- [WHAT TO DO]
Scan the records for "value" and copy each line that contains it.

(App and web page records)
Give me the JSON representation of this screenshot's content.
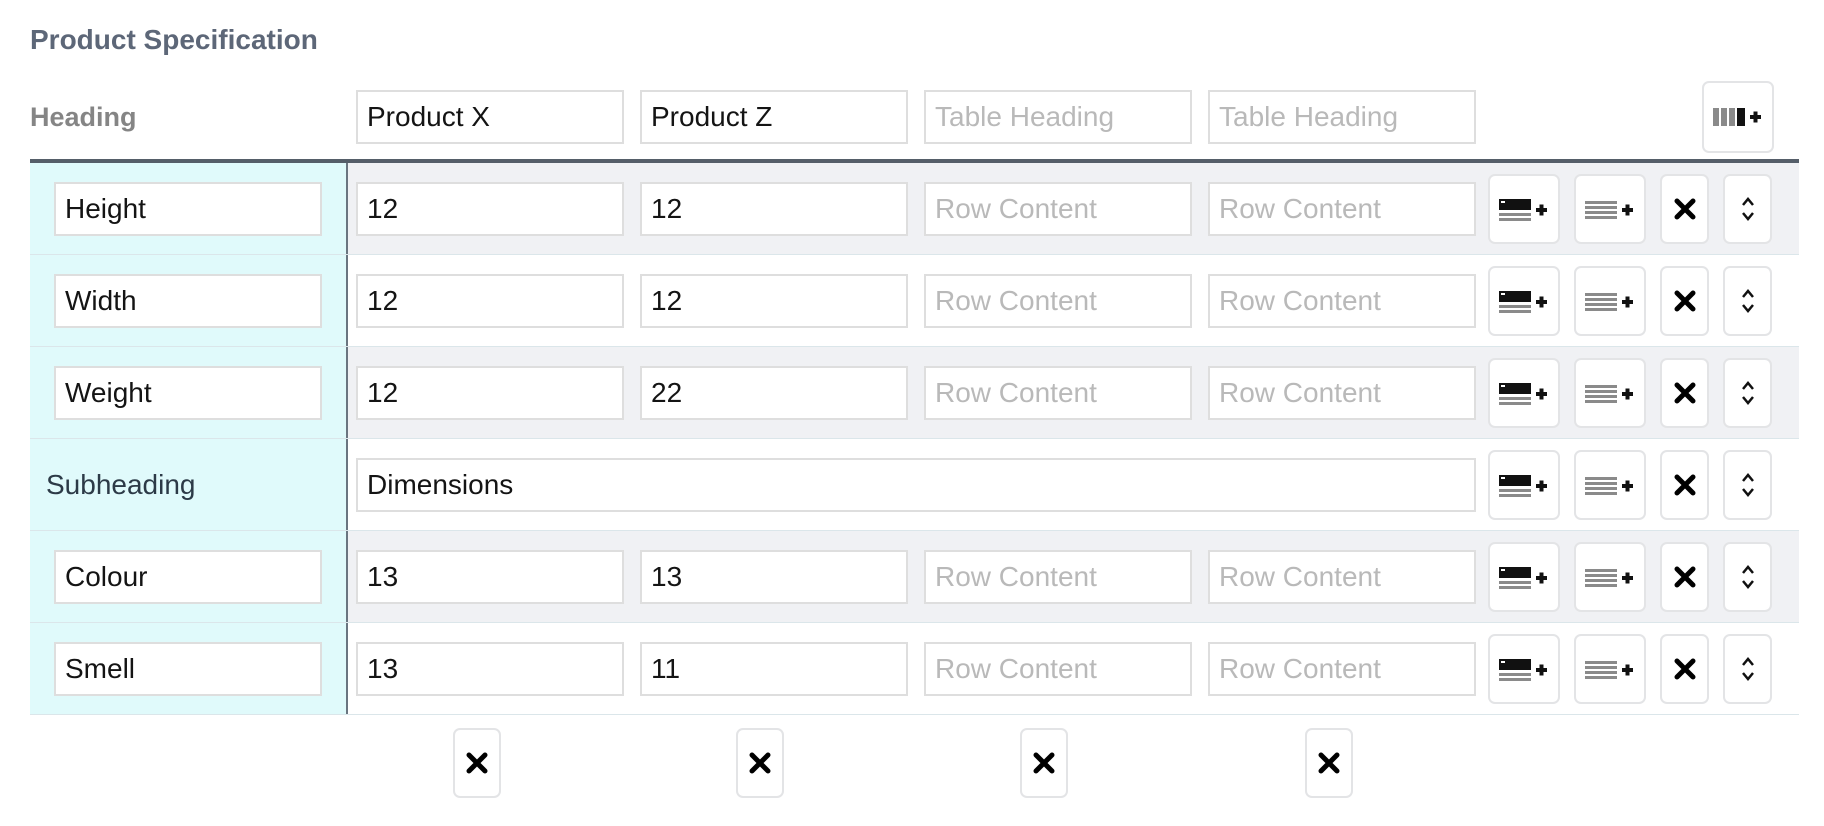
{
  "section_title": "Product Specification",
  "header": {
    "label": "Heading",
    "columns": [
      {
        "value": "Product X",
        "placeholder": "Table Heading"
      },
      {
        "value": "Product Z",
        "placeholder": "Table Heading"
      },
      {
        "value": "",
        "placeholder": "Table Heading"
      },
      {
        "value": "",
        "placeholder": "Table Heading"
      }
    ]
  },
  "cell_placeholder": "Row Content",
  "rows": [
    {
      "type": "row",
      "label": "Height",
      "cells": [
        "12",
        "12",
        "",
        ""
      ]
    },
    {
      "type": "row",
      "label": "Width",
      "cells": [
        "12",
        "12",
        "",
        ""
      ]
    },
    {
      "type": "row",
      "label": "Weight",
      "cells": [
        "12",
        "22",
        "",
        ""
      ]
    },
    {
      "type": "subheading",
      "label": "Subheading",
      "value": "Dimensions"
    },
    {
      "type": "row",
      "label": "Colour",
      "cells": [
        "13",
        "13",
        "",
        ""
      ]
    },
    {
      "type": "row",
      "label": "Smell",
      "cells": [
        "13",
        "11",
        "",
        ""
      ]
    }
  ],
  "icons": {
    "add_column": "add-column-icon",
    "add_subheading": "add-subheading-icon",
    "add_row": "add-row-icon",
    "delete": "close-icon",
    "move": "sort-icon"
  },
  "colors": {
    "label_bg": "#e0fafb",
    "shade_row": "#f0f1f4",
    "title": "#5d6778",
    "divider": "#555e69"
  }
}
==
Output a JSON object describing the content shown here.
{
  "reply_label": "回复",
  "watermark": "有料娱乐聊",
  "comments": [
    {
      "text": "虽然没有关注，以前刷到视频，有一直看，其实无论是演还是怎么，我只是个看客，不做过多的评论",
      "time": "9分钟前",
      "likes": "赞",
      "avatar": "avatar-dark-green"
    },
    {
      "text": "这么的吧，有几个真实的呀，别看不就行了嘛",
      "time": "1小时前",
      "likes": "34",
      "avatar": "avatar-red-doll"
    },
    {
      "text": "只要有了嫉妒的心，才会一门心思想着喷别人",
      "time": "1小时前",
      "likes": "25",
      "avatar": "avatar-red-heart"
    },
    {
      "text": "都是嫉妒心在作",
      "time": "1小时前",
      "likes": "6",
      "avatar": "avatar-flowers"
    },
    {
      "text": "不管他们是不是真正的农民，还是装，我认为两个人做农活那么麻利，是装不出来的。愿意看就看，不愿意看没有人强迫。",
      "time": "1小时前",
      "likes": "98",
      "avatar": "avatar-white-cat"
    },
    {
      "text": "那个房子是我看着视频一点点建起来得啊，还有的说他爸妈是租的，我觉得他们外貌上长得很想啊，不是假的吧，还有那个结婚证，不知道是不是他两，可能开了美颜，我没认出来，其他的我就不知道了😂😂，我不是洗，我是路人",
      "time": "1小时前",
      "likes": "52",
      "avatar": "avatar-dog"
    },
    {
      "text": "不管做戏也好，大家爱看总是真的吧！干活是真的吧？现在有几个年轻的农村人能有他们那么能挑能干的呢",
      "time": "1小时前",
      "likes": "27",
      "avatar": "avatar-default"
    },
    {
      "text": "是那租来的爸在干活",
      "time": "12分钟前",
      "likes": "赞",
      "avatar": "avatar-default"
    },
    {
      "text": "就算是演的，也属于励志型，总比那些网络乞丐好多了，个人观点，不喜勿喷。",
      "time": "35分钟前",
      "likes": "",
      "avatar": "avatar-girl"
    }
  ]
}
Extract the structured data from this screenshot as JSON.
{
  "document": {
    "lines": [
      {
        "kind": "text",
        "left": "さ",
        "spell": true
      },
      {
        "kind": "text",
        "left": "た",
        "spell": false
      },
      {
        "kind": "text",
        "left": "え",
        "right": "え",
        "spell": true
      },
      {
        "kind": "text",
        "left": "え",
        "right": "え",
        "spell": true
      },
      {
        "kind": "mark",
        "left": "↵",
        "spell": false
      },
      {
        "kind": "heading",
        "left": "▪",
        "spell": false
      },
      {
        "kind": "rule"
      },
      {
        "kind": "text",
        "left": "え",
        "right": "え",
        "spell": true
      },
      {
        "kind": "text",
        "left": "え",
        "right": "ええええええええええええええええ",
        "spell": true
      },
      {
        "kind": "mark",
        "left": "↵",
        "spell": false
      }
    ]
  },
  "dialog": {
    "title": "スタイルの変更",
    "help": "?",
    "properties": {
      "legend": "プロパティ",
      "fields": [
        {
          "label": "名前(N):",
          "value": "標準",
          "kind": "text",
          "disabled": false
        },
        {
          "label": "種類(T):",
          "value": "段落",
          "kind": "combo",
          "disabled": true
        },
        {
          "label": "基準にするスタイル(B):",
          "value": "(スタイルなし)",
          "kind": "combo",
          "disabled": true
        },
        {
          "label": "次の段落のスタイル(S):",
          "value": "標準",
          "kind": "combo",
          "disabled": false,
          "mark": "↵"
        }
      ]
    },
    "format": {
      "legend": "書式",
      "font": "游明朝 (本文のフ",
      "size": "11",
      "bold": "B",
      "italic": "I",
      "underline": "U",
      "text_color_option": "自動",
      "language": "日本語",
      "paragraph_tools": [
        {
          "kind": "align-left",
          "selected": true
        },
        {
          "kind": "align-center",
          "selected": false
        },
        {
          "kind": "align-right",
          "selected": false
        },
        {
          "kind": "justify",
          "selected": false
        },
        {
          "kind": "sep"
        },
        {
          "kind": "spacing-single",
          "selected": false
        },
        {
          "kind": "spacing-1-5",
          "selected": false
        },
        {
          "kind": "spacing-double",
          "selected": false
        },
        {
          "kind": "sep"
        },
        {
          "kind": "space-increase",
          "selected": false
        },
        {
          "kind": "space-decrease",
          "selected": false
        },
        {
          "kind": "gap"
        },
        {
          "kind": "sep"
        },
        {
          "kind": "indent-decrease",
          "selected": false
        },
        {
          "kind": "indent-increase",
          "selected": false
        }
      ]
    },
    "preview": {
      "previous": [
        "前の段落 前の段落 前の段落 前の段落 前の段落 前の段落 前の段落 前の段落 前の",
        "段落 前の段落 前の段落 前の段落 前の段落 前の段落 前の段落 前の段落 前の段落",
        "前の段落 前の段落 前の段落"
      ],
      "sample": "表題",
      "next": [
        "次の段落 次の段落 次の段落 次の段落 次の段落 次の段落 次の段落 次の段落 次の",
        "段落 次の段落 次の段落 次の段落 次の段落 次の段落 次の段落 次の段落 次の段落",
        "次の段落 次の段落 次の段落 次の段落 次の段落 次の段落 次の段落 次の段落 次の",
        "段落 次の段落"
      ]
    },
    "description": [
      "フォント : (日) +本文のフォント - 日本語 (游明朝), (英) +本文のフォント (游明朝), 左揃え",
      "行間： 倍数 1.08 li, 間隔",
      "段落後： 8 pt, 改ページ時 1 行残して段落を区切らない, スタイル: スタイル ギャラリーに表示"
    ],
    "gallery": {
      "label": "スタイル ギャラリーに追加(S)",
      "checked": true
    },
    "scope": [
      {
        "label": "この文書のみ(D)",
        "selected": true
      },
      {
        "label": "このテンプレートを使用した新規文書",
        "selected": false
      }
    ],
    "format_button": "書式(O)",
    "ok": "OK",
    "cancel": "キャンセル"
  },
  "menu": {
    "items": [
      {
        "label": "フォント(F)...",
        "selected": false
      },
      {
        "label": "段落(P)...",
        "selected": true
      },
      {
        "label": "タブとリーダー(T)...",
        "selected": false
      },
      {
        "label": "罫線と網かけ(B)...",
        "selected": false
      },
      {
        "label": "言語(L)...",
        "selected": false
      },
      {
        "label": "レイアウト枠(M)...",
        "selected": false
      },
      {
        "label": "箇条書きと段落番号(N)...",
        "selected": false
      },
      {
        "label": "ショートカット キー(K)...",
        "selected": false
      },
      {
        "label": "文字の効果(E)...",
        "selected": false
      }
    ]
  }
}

- [COMPLETED TASK]
        "value": "Product X",
        "value": "Product Z",
        "value": "",
        "value": "",
      "value": "Dimensions"
          "value": "標準",
          "value": "段落",
          "value": "(スタイルなし)",
          "value": "標準",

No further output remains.